"""

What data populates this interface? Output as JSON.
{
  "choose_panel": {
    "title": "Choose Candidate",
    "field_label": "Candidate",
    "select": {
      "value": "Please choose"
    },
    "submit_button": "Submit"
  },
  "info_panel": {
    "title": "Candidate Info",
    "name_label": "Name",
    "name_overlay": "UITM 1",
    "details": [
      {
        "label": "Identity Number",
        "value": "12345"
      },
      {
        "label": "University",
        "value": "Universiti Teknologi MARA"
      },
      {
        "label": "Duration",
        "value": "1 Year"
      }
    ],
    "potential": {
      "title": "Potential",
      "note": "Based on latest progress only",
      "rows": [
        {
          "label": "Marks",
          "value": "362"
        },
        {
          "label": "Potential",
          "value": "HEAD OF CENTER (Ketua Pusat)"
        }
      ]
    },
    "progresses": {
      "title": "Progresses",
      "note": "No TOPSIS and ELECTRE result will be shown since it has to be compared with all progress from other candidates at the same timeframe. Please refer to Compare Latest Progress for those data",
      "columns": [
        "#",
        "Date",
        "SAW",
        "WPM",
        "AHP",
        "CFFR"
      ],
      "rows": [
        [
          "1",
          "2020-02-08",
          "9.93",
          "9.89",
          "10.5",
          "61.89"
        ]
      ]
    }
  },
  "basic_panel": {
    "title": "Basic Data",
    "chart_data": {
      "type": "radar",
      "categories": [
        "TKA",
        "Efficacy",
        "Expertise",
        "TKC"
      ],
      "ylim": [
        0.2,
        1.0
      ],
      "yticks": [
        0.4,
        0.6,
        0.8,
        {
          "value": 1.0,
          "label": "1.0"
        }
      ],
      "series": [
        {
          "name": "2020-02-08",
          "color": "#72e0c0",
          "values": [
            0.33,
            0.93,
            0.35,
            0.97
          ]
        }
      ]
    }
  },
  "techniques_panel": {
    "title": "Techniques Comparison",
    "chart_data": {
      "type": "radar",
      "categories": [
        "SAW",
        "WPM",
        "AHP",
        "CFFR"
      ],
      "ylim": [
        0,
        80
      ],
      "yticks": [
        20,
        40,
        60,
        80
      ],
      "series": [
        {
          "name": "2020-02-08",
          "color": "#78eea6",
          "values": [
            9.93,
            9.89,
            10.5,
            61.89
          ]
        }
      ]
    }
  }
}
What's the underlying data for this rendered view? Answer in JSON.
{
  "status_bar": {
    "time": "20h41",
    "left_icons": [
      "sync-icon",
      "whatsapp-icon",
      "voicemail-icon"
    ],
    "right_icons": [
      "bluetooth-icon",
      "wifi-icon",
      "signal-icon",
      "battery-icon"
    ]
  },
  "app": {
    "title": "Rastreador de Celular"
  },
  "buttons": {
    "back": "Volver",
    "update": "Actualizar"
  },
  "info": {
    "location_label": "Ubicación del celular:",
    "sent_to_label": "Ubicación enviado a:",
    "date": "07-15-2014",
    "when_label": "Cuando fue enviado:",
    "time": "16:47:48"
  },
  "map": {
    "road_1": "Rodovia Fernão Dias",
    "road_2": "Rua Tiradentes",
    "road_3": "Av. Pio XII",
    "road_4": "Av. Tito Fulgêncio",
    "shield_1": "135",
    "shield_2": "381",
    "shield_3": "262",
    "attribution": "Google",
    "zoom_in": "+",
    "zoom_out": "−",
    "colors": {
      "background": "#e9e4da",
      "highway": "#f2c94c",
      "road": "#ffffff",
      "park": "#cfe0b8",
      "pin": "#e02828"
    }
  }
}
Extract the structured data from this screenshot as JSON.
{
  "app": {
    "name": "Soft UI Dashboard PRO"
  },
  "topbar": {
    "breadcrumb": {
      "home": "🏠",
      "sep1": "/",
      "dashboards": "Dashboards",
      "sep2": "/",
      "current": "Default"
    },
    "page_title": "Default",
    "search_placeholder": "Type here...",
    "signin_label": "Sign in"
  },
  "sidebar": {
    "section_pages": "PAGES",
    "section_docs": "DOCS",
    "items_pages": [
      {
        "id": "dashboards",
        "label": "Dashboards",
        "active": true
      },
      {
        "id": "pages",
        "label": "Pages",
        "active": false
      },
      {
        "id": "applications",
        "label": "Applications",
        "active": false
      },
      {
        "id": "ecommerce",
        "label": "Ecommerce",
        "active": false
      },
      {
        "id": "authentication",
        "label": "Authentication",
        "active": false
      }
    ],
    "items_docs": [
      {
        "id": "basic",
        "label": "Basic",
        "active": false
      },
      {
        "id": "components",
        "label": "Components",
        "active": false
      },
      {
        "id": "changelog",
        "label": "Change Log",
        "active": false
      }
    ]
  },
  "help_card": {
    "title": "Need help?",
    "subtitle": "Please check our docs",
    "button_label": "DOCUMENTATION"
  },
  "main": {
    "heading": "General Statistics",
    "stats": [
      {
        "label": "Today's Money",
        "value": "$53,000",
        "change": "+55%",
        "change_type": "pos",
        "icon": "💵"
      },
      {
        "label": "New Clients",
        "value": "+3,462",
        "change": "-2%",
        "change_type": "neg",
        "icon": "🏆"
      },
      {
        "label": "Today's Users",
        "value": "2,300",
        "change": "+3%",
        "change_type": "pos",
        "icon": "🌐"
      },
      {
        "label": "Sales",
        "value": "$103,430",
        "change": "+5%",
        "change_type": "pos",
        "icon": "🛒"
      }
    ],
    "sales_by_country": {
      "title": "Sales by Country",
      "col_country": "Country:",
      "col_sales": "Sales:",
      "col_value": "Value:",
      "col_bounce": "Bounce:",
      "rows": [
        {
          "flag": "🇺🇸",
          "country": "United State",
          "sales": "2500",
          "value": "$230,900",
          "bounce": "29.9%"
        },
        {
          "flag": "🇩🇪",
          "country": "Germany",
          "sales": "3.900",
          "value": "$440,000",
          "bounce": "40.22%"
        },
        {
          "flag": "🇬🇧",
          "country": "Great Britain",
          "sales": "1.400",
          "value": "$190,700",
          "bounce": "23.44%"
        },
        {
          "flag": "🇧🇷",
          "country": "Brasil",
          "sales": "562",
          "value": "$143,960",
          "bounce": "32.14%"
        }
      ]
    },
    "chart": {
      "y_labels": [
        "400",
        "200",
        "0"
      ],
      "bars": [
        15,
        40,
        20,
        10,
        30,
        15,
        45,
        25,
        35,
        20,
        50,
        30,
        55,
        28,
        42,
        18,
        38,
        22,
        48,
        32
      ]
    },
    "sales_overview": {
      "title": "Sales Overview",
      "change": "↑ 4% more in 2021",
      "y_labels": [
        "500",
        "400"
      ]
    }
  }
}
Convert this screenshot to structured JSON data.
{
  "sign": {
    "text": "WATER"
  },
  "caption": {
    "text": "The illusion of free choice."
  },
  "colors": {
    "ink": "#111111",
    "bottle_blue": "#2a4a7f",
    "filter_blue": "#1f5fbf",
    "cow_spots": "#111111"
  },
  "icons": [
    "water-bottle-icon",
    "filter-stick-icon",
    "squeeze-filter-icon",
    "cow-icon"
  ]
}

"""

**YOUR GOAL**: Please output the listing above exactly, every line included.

**THE COMPLETED TASK**:
What data populates this interface? Output as JSON.
{
  "choose_panel": {
    "title": "Choose Candidate",
    "field_label": "Candidate",
    "select": {
      "value": "Please choose"
    },
    "submit_button": "Submit"
  },
  "info_panel": {
    "title": "Candidate Info",
    "name_label": "Name",
    "name_overlay": "UITM 1",
    "details": [
      {
        "label": "Identity Number",
        "value": "12345"
      },
      {
        "label": "University",
        "value": "Universiti Teknologi MARA"
      },
      {
        "label": "Duration",
        "value": "1 Year"
      }
    ],
    "potential": {
      "title": "Potential",
      "note": "Based on latest progress only",
      "rows": [
        {
          "label": "Marks",
          "value": "362"
        },
        {
          "label": "Potential",
          "value": "HEAD OF CENTER (Ketua Pusat)"
        }
      ]
    },
    "progresses": {
      "title": "Progresses",
      "note": "No TOPSIS and ELECTRE result will be shown since it has to be compared with all progress from other candidates at the same timeframe. Please refer to Compare Latest Progress for those data",
      "columns": [
        "#",
        "Date",
        "SAW",
        "WPM",
        "AHP",
        "CFFR"
      ],
      "rows": [
        [
          "1",
          "2020-02-08",
          "9.93",
          "9.89",
          "10.5",
          "61.89"
        ]
      ]
    }
  },
  "basic_panel": {
    "title": "Basic Data",
    "chart_data": {
      "type": "radar",
      "categories": [
        "TKA",
        "Efficacy",
        "Expertise",
        "TKC"
      ],
      "ylim": [
        0.2,
        1.0
      ],
      "yticks": [
        0.4,
        0.6,
        0.8,
        {
          "value": 1.0,
          "label": "1.0"
        }
      ],
      "series": [
        {
          "name": "2020-02-08",
          "color": "#72e0c0",
          "values": [
            0.33,
            0.93,
            0.35,
            0.97
          ]
        }
      ]
    }
  },
  "techniques_panel": {
    "title": "Techniques Comparison",
    "chart_data": {
      "type": "radar",
      "categories": [
        "SAW",
        "WPM",
        "AHP",
        "CFFR"
      ],
      "ylim": [
        0,
        80
      ],
      "yticks": [
        20,
        40,
        60,
        80
      ],
      "series": [
        {
          "name": "2020-02-08",
          "color": "#78eea6",
          "values": [
            9.93,
            9.89,
            10.5,
            61.89
          ]
        }
      ]
    }
  }
}
What's the underlying data for this rendered view? Answer in JSON.
{
  "status_bar": {
    "time": "20h41",
    "left_icons": [
      "sync-icon",
      "whatsapp-icon",
      "voicemail-icon"
    ],
    "right_icons": [
      "bluetooth-icon",
      "wifi-icon",
      "signal-icon",
      "battery-icon"
    ]
  },
  "app": {
    "title": "Rastreador de Celular"
  },
  "buttons": {
    "back": "Volver",
    "update": "Actualizar"
  },
  "info": {
    "location_label": "Ubicación del celular:",
    "sent_to_label": "Ubicación enviado a:",
    "date": "07-15-2014",
    "when_label": "Cuando fue enviado:",
    "time": "16:47:48"
  },
  "map": {
    "road_1": "Rodovia Fernão Dias",
    "road_2": "Rua Tiradentes",
    "road_3": "Av. Pio XII",
    "road_4": "Av. Tito Fulgêncio",
    "shield_1": "135",
    "shield_2": "381",
    "shield_3": "262",
    "attribution": "Google",
    "zoom_in": "+",
    "zoom_out": "−",
    "colors": {
      "background": "#e9e4da",
      "highway": "#f2c94c",
      "road": "#ffffff",
      "park": "#cfe0b8",
      "pin": "#e02828"
    }
  }
}
Extract the structured data from this screenshot as JSON.
{
  "app": {
    "name": "Soft UI Dashboard PRO"
  },
  "topbar": {
    "breadcrumb": {
      "home": "🏠",
      "sep1": "/",
      "dashboards": "Dashboards",
      "sep2": "/",
      "current": "Default"
    },
    "page_title": "Default",
    "search_placeholder": "Type here...",
    "signin_label": "Sign in"
  },
  "sidebar": {
    "section_pages": "PAGES",
    "section_docs": "DOCS",
    "items_pages": [
      {
        "id": "dashboards",
        "label": "Dashboards",
        "active": true
      },
      {
        "id": "pages",
        "label": "Pages",
        "active": false
      },
      {
        "id": "applications",
        "label": "Applications",
        "active": false
      },
      {
        "id": "ecommerce",
        "label": "Ecommerce",
        "active": false
      },
      {
        "id": "authentication",
        "label": "Authentication",
        "active": false
      }
    ],
    "items_docs": [
      {
        "id": "basic",
        "label": "Basic",
        "active": false
      },
      {
        "id": "components",
        "label": "Components",
        "active": false
      },
      {
        "id": "changelog",
        "label": "Change Log",
        "active": false
      }
    ]
  },
  "help_card": {
    "title": "Need help?",
    "subtitle": "Please check our docs",
    "button_label": "DOCUMENTATION"
  },
  "main": {
    "heading": "General Statistics",
    "stats": [
      {
        "label": "Today's Money",
        "value": "$53,000",
        "change": "+55%",
        "change_type": "pos",
        "icon": "💵"
      },
      {
        "label": "New Clients",
        "value": "+3,462",
        "change": "-2%",
        "change_type": "neg",
        "icon": "🏆"
      },
      {
        "label": "Today's Users",
        "value": "2,300",
        "change": "+3%",
        "change_type": "pos",
        "icon": "🌐"
      },
      {
        "label": "Sales",
        "value": "$103,430",
        "change": "+5%",
        "change_type": "pos",
        "icon": "🛒"
      }
    ],
    "sales_by_country": {
      "title": "Sales by Country",
      "col_country": "Country:",
      "col_sales": "Sales:",
      "col_value": "Value:",
      "col_bounce": "Bounce:",
      "rows": [
        {
          "flag": "🇺🇸",
          "country": "United State",
          "sales": "2500",
          "value": "$230,900",
          "bounce": "29.9%"
        },
        {
          "flag": "🇩🇪",
          "country": "Germany",
          "sales": "3.900",
          "value": "$440,000",
          "bounce": "40.22%"
        },
        {
          "flag": "🇬🇧",
          "country": "Great Britain",
          "sales": "1.400",
          "value": "$190,700",
          "bounce": "23.44%"
        },
        {
          "flag": "🇧🇷",
          "country": "Brasil",
          "sales": "562",
          "value": "$143,960",
          "bounce": "32.14%"
        }
      ]
    },
    "chart": {
      "y_labels": [
        "400",
        "200",
        "0"
      ],
      "bars": [
        15,
        40,
        20,
        10,
        30,
        15,
        45,
        25,
        35,
        20,
        50,
        30,
        55,
        28,
        42,
        18,
        38,
        22,
        48,
        32
      ]
    },
    "sales_overview": {
      "title": "Sales Overview",
      "change": "↑ 4% more in 2021",
      "y_labels": [
        "500",
        "400"
      ]
    }
  }
}
Convert this screenshot to structured JSON data.
{
  "sign": {
    "text": "WATER"
  },
  "caption": {
    "text": "The illusion of free choice."
  },
  "colors": {
    "ink": "#111111",
    "bottle_blue": "#2a4a7f",
    "filter_blue": "#1f5fbf",
    "cow_spots": "#111111"
  },
  "icons": [
    "water-bottle-icon",
    "filter-stick-icon",
    "squeeze-filter-icon",
    "cow-icon"
  ]
}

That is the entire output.